MP Helen Whately made headlines when she introduced a flexible working bill into UK Parliament, which would require organizations to offer flexible work arrangements so long as tasks could be completed this way.
“At the moment, too many women are reluctantly dropping out of work or going part-time after having children because their employers won’t allow them flexibility,” said Whately.
This bill has set a new precedent for work expectations — workers are evolving and workplaces should evolve with them.
A recent report found that 40% of millennial UK workers refused a job because it did not offer flexibility as the generation highly values a healthy work-life balance.
Gemma Lloyd, founder of Australia-based WORK180, found stark differences between Australia’s flexible culture and the UK’s after expanding into the nation last year.
“At WORK180, we provide transparency for women looking to work for companies that support flexible arrangements by issuing the ‘Flex Able certification’ to organisations, following careful examination of their flexible work policies, and the rate of their actual implementation,” said Lloyd.

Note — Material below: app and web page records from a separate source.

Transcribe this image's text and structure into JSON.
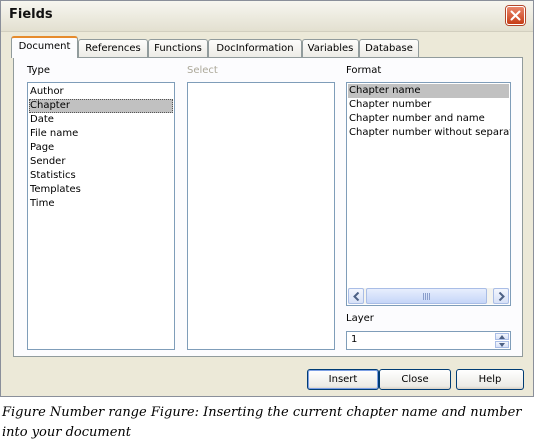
{
  "window": {
    "title": "Fields"
  },
  "tabs": [
    {
      "label": "Document",
      "active": true
    },
    {
      "label": "References"
    },
    {
      "label": "Functions"
    },
    {
      "label": "DocInformation"
    },
    {
      "label": "Variables"
    },
    {
      "label": "Database"
    }
  ],
  "type_list": {
    "label": "Type",
    "items": [
      "Author",
      "Chapter",
      "Date",
      "File name",
      "Page",
      "Sender",
      "Statistics",
      "Templates",
      "Time"
    ],
    "selected": "Chapter"
  },
  "select_list": {
    "label": "Select",
    "items": []
  },
  "format_list": {
    "label": "Format",
    "items": [
      "Chapter name",
      "Chapter number",
      "Chapter number and name",
      "Chapter number without separator"
    ],
    "selected": "Chapter name"
  },
  "layer": {
    "label": "Layer",
    "value": "1"
  },
  "buttons": {
    "insert": "Insert",
    "close": "Close",
    "help": "Help"
  },
  "caption": "Figure Number range Figure: Inserting the current chapter name and number into your document",
  "icons": {
    "close": "close-icon",
    "scroll_left": "arrow-left-icon",
    "scroll_right": "arrow-right-icon",
    "spin_up": "spin-up-icon",
    "spin_down": "spin-down-icon"
  },
  "colors": {
    "dialog_bg": "#ece9d8",
    "selection_bg": "#c1c1c1",
    "active_tab_accent": "#e68b2c",
    "close_button": "#c63d17"
  }
}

Lloyd believes that Australia should follow in the UK’s footsteps and introduce a flexible working bill. If there is no government interference, the changes Australia and the world will experience will be incremental.